It is amazing how many people have thyroid disease in the United States. The World Population Clock estimates the United States Population at more than 310 million as of October 2010, and approximately 27 million people suffer from thyroid disease. If you do the math, with these figures approximately one out of 11 people have thyroid disease. Thyroid disease is common in well-known people: Did you know that former President George Bush as well as his wife Barbara Bush have thyroid disease? Tipper Gore and Oprah Winfrey have it as well.
Thyroid disease in history is extremely interesting. Back in the mid-17th-century, enlarged thyroids (goiters) were thought to be beautiful and a fashionable thing to have. In historical literature, surgery was done on them only when a patient had trouble breathing. Many people died from surgery at this time to remove the thyroid, and those that lived had problems with severe hypothyroidism. It was only 300 to 400 years ago that the thyroid was named by Thomas Wharton, and society today is fortunate indeed to have a better understanding of the thyroid and its functions.
A brilliant surgeon by the name of Theodor Kocher won the Nobel Prize in 1909 for his work in thyroid surgery. He developed a new technique for its removal and was strict with sterile technique. Later in his career, he lost fewer than 1 percent of his patients when he performed the operations. Hallmarks of his career also included gaining a better understanding of thyroid function.

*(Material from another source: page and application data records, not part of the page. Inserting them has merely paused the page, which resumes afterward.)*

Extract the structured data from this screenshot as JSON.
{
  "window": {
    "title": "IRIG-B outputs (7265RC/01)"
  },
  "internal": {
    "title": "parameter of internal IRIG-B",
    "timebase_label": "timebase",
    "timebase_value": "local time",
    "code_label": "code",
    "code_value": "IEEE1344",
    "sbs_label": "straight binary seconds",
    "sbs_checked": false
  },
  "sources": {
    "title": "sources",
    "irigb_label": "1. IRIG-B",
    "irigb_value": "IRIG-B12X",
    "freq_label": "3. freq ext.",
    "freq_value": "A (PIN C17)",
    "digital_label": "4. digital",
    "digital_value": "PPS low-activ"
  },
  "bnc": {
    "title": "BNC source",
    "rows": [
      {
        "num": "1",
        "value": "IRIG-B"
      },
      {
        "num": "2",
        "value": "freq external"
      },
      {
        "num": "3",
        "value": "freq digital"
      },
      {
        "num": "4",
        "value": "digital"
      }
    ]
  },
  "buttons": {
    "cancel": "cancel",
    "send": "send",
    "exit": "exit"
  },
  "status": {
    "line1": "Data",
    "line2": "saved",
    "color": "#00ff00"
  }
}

In 1891, George R. Murray noted success treating a patient with severe hypothyroidism with sheep thyroid extract. In a little over 100 years, injections have been replaced by daily synthetic tablets for thyroid replacement. There is so much more to learn about how the thyroid functions and perhaps better ways to replace what is missing. According to diabetes literature, we are close to developing the artificial pancreas. In what year do you think we will be able to say the same thing about an artificial thyroid?
This book will help you understand your thyroid condition, whether it be hypothyroidism or hyperthyroidism. Options available for treatment in the year 2010 will also be discussed. If you have a chronic disease, proper nutrition will always help you stay healthy. Understanding a meal plan that stabilizes weight and offers healthy foods may be confusing. This is true especially if you have more than one medical condition that affects what you can eat. The recipes in this book have been analyzed for many different nutrients. You may not be interested in all of them. If you have a co-existing medical condition where this information is needed, then you'll be able to decide if the recipe can possibly be used. It should also be noted that the analysis of the recipes includes only the basic ingredients. If there are optional ingredients, you should account for them separately.
Reading The Everything® Thyroid Diet Book will answer many of your questions. Make sure all meal plans and medical therapies used are approved by your physician and medical team, including your dietitian, nurse, and pharmacist. Sometimes people have other members of their teams, such as a physical therapist to help with exercise. To locate a dietitian in your area, call the American Dietetic Association at 800-877-1600.
The meal plans in this book are just examples. The information provided is for you to get started improving your health and asking the right questions with your medical team. This book is not a replacement for medical advice. Ask your medical team what is correct for you, and don't be afraid to use the many resources at the end of the book. They should help you gain further understanding of the mighty thyroid!